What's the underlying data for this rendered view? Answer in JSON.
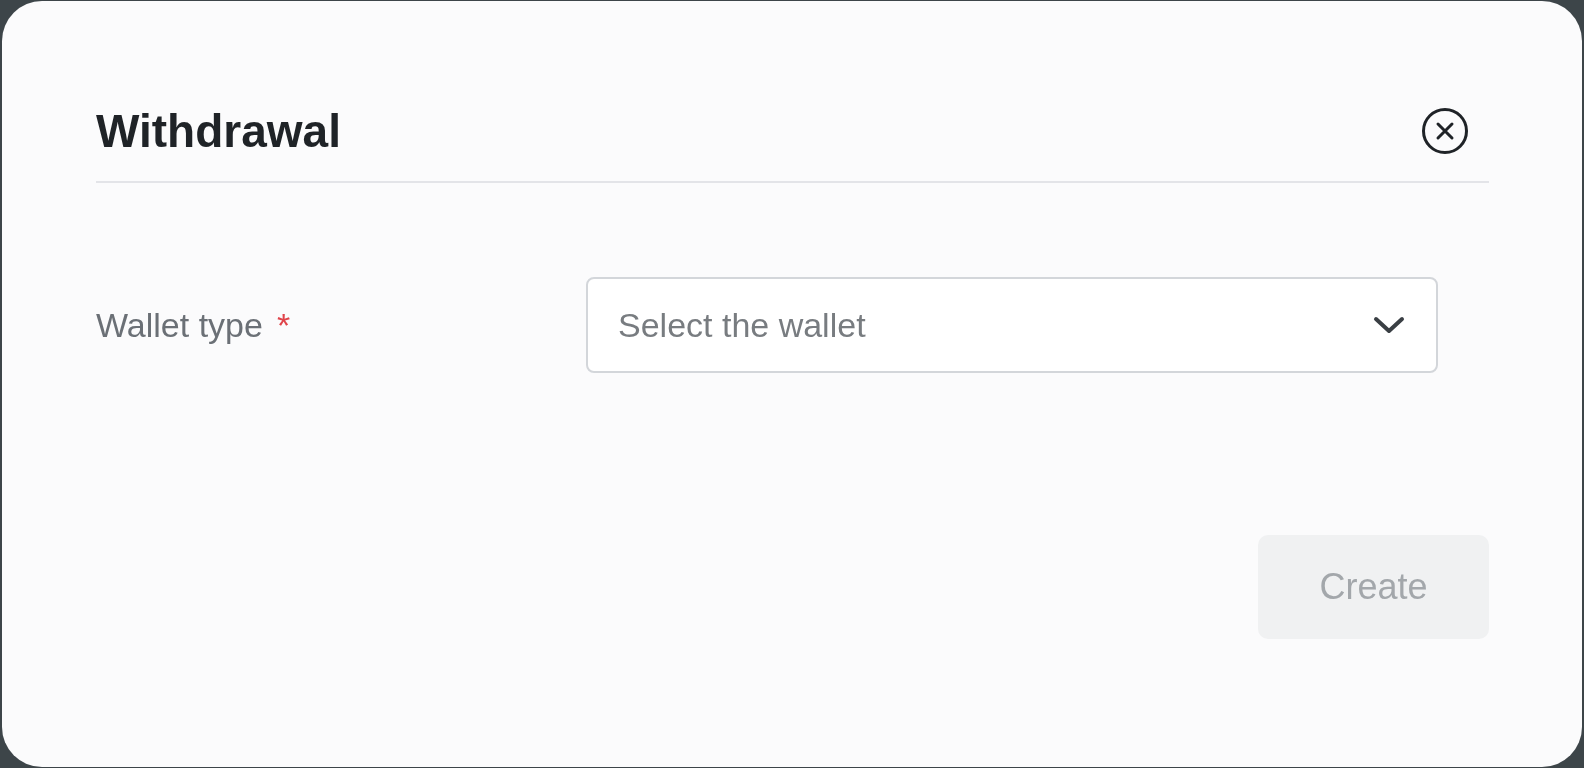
{
  "dialog": {
    "title": "Withdrawal"
  },
  "fields": [
    {
      "label": "Wallet type",
      "required_mark": "*",
      "placeholder": "Select the wallet"
    }
  ],
  "buttons": [
    {
      "label": "Create",
      "disabled": true
    }
  ]
}
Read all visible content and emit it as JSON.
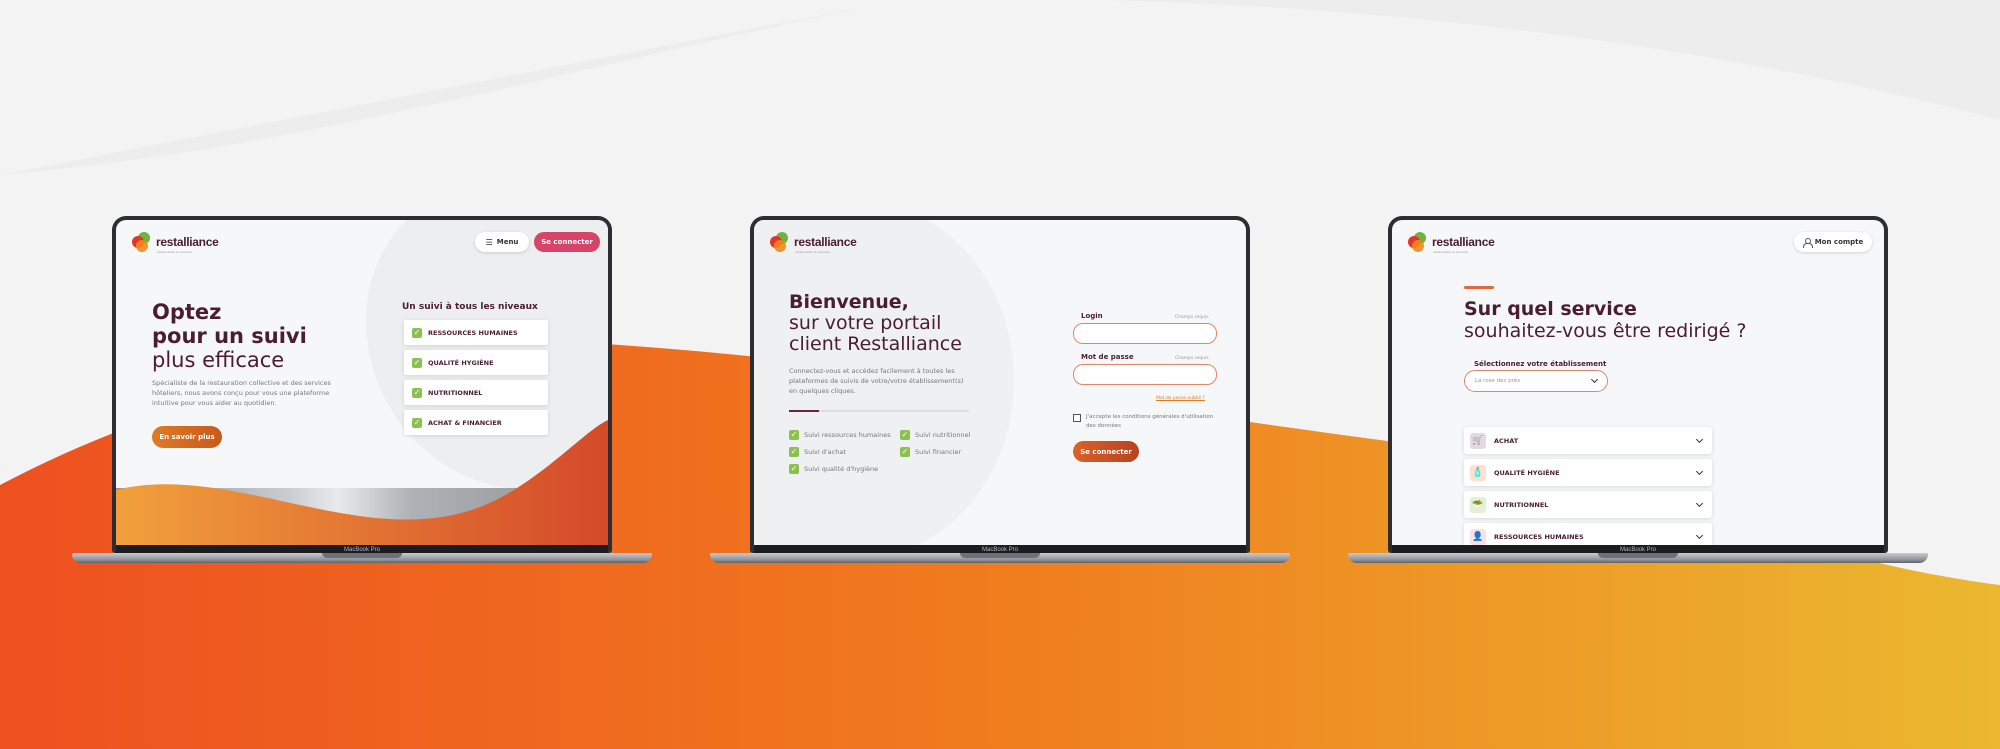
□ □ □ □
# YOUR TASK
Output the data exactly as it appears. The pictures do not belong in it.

# RESULT
What's the underlying data for this rendered view? Answer in JSON.
{
  "dialog": {
    "title": "Withdrawal"
  },
  "fields": [
    {
      "label": "Wallet type",
      "required_mark": "*",
      "placeholder": "Select the wallet"
    }
  ],
  "buttons": [
    {
      "label": "Create",
      "disabled": true
    }
  ]
}
Read all visible content and emit it as JSON.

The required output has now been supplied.